I can’t believe we have already hit July. One of my favorite national holidays is this month, Independence Day. I remember riding in 4th of July parades as a child and then marching in them as a band member in high school. This year seemed a bit off with so many festivities curtailed. In voicing my melancholy, I had a several people ask me, should we even be celebrating at all this year given the COVID-19 resurgence along with social ills we are facing in our country?
To be honest, it caused me to think about what it means to be a Christian patriot. To be sure our country has its issues, but can we love and serve God and our country without falling into some form of triumphalism? I think we not only can but must. In order to be an effective witness of the power and love of God, the people of Christ must be in the culture and country in which we live, but without becoming overwhelmed by it. None of us can escape from the fact that we are all from a particular place — a town, a state, a nation — and that the experience of that place shapes who we are and what we believe. To be sure, it can be tricky entwining the sentiments and convictions of heartfelt religion and soul-stirring patriotism.

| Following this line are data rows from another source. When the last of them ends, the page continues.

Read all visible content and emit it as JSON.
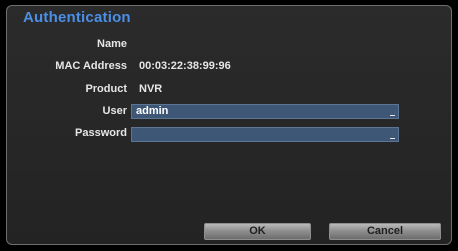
{
  "dialog": {
    "title": "Authentication"
  },
  "fields": {
    "name_label": "Name",
    "name_value": "",
    "mac_label": "MAC Address",
    "mac_value": "00:03:22:38:99:96",
    "product_label": "Product",
    "product_value": "NVR",
    "user_label": "User",
    "user_value": "admin",
    "password_label": "Password",
    "password_value": ""
  },
  "buttons": {
    "ok_label": "OK",
    "cancel_label": "Cancel"
  },
  "colors": {
    "title": "#4b8fe6",
    "input_background": "#3f5777",
    "dialog_background": "#2b2b2b"
  }
}
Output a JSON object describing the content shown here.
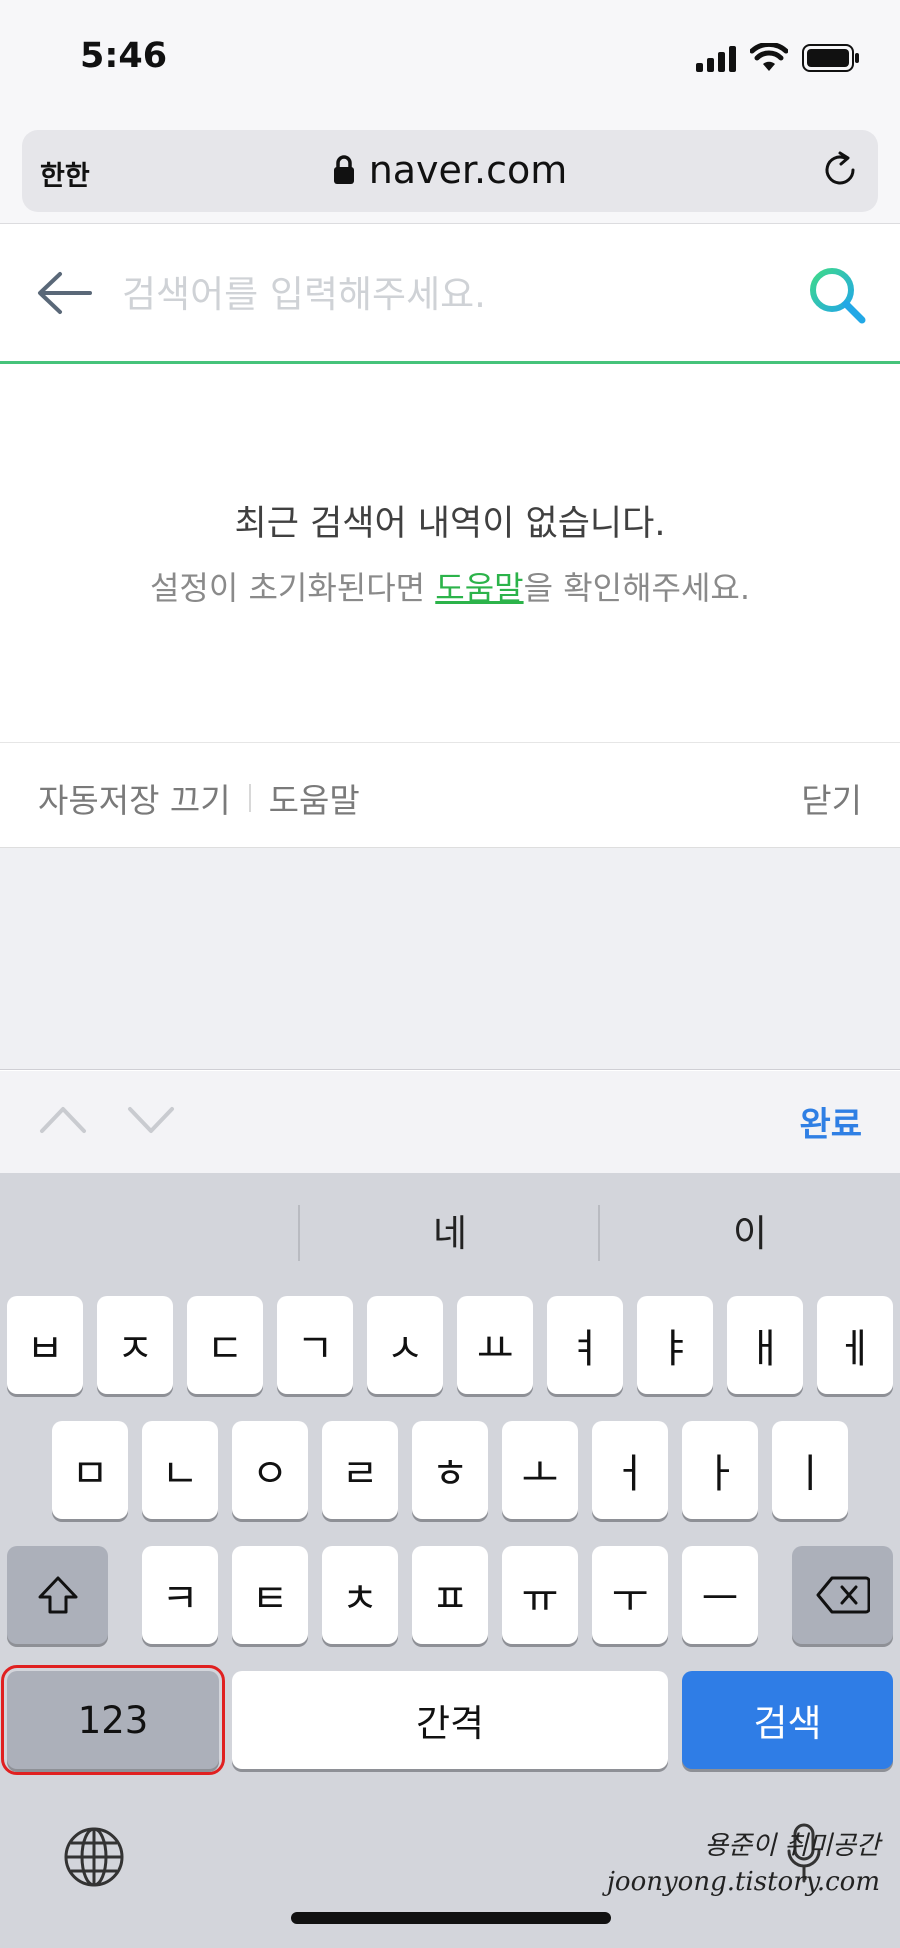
{
  "status_bar": {
    "time": "5:46"
  },
  "browser": {
    "text_size_label": "한한",
    "url": "naver.com"
  },
  "search": {
    "placeholder": "검색어를 입력해주세요."
  },
  "empty_state": {
    "title": "최근 검색어 내역이 없습니다.",
    "desc_before": "설정이 초기화된다면 ",
    "help_link": "도움말",
    "desc_after": "을 확인해주세요."
  },
  "options": {
    "autosave_off": "자동저장 끄기",
    "help": "도움말",
    "close": "닫기"
  },
  "accessory": {
    "done": "완료"
  },
  "keyboard": {
    "suggestions": [
      "",
      "네",
      "이"
    ],
    "row1": [
      "ㅂ",
      "ㅈ",
      "ㄷ",
      "ㄱ",
      "ㅅ",
      "ㅛ",
      "ㅕ",
      "ㅑ",
      "ㅐ",
      "ㅔ"
    ],
    "row2": [
      "ㅁ",
      "ㄴ",
      "ㅇ",
      "ㄹ",
      "ㅎ",
      "ㅗ",
      "ㅓ",
      "ㅏ",
      "ㅣ"
    ],
    "row3": [
      "ㅋ",
      "ㅌ",
      "ㅊ",
      "ㅍ",
      "ㅠ",
      "ㅜ",
      "ㅡ"
    ],
    "numbers_key": "123",
    "space_key": "간격",
    "search_key": "검색"
  },
  "watermark": {
    "line1": "용준이 취미공간",
    "line2": "joonyong.tistory.com"
  }
}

Historically, we see too many incidents when mixing the two was disastrous. The European Crusades to oust the “infidels” from the Holy Land. Not one of Christianity’s greater moments; nor was South Africa’s apartheid idea of “homelands.” In our rush to fulfill our manifest destiny, Native Americans were slaughtered by the U.S. Army and people even wrongfully tried to use the Bible to defend the evil of slavery. But, in truth, patriotism coupled with Christianity need not be a tragic example of bigoted excessive exultation over one’s achievements.
Christianity, in its most basic form (and when we get it right), is God’s love in action. As Christians we should not be embarrassed to love our nation, for our hearts are large enough to love God, our country and the people of other countries. The beautiful words at the base of the Statue of Liberty speak of welcoming people who yearn for freedom. Even our national anthem, “The Star-Spangled Banner,” does not extol the glories of battle; instead it offers up gratitude for the unexpected salvation of Baltimore during the War of 1812.
Today as we face a new day … filled with its own challenges and opportunities … what will we be able to see in the first glimpses of dawn’s light? We cannot be content to focus only at the flagpole; we might miss some of the destruction that has occurred around it. Will we notice the pollution staining the land and waters of this nation? Will we notice the number of homeless men, women and children wandering aimlessly in this blessed land of the free? Will we notice the dirt that smudges the flag’s colors from us dragging it through the quagmire of not living out equality to American citizens regardless of sex, creed and color?
My friends, if that dawning light is not bright enough to reveal these shortcomings and faults, then it is up to the Christian patriot to increase the intensity of the light and to boldly speak the word of God to the country we love. God Bless America and God heal our land.